And for the sake of children of color, Bush said, education must remain a top priority.
"It is not a coincidence that many of the defining struggles of the civil rights era – from Little Rock Central (High School) to the University of Mississippi – took place in educational settings. Those who engage in oppression and exploitation always deny real learning. Those who fight oppression always insist on equal education. Through civil rights laws, we assure justice in the present. Through education, we secure justice for the next generation," Bush said.
"King knew this. He called education 'the road to equality and citizenship.' Both these destinations are very important. Education provides the skills necessary to expand horizons and allow for economic success. Education also exposes young men and women to the great ideals of our heritage – liberty and responsibility, participation and patriotism. And in so doing we secure our democratic way of life."
Unlike President Obama and former presidents Carter and Clinton, Bush made no mention of the Great Society, President Johnson's signature social legislation that included the creation of Medicare, Medicaid and Head Start.
Throughout his career as governor of Texas and as president, Bush has been generally critical of such programs. In his speech, Bush decided to focus on Johnson's contributions to education rather than areas where their policies differed.

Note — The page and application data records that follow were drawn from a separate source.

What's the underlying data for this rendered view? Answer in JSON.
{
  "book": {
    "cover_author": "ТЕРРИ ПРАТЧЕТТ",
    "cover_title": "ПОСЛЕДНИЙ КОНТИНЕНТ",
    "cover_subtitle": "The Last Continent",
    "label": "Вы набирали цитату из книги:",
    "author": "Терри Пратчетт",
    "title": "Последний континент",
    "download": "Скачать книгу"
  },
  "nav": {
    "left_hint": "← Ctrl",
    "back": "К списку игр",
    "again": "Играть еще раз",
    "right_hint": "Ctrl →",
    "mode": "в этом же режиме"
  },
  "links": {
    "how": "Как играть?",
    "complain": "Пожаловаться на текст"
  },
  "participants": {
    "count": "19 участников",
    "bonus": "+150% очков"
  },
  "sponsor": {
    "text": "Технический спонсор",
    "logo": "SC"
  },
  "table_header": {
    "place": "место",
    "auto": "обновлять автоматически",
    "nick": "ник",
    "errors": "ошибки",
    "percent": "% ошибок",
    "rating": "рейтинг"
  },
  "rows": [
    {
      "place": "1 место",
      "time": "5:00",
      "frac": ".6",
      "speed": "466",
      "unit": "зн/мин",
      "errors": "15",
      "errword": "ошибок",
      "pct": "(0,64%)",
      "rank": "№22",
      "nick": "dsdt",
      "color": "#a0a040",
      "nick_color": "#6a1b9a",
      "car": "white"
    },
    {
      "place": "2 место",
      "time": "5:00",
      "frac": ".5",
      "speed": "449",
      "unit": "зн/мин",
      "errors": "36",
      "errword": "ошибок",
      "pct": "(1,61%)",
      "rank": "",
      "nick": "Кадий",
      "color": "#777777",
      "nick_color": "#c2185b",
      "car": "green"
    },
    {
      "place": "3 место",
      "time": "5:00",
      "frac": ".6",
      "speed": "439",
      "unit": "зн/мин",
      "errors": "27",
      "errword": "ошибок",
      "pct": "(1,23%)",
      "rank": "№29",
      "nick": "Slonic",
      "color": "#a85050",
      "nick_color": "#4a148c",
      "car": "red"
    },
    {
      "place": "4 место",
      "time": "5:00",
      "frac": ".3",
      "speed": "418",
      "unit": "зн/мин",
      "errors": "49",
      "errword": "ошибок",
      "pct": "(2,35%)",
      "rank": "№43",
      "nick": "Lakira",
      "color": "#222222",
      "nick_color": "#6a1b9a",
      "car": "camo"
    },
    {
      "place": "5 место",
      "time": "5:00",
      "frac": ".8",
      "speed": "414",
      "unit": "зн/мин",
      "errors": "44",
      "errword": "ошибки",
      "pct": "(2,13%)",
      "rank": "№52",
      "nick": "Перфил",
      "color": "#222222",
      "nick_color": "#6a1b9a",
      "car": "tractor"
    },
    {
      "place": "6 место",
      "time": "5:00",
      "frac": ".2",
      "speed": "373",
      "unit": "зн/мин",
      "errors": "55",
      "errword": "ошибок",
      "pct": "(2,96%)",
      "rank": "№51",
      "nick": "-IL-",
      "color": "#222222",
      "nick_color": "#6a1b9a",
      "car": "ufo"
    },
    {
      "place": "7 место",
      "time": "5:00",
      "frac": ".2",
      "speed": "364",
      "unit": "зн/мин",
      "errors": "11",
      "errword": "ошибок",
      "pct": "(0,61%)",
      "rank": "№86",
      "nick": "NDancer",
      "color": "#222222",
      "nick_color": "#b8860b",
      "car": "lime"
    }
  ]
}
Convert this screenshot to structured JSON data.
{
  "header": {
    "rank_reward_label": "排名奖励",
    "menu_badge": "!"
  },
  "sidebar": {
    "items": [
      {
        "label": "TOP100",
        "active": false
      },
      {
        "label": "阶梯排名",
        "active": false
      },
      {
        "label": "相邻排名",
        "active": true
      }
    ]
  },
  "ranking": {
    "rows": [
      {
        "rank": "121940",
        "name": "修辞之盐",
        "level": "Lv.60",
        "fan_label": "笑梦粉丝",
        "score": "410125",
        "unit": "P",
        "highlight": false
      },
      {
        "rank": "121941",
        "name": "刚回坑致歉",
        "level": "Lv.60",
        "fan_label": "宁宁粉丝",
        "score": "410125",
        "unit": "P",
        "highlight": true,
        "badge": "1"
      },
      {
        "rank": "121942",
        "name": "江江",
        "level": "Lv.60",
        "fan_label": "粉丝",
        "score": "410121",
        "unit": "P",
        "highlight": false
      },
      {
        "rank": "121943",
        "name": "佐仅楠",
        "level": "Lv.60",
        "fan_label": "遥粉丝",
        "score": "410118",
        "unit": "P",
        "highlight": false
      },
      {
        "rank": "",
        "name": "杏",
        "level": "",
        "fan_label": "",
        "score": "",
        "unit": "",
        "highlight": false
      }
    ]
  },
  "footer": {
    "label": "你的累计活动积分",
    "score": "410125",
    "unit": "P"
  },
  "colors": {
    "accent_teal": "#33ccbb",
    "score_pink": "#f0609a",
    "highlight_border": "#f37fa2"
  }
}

Bush said, "During the last 50 years, educational progress has been generally positive – but completely insufficient. Education in America is no longer legally separate, but it is still not effectively equal. Quality education for everyone, of every background, remains one of the most urgent civil rights issues of our time."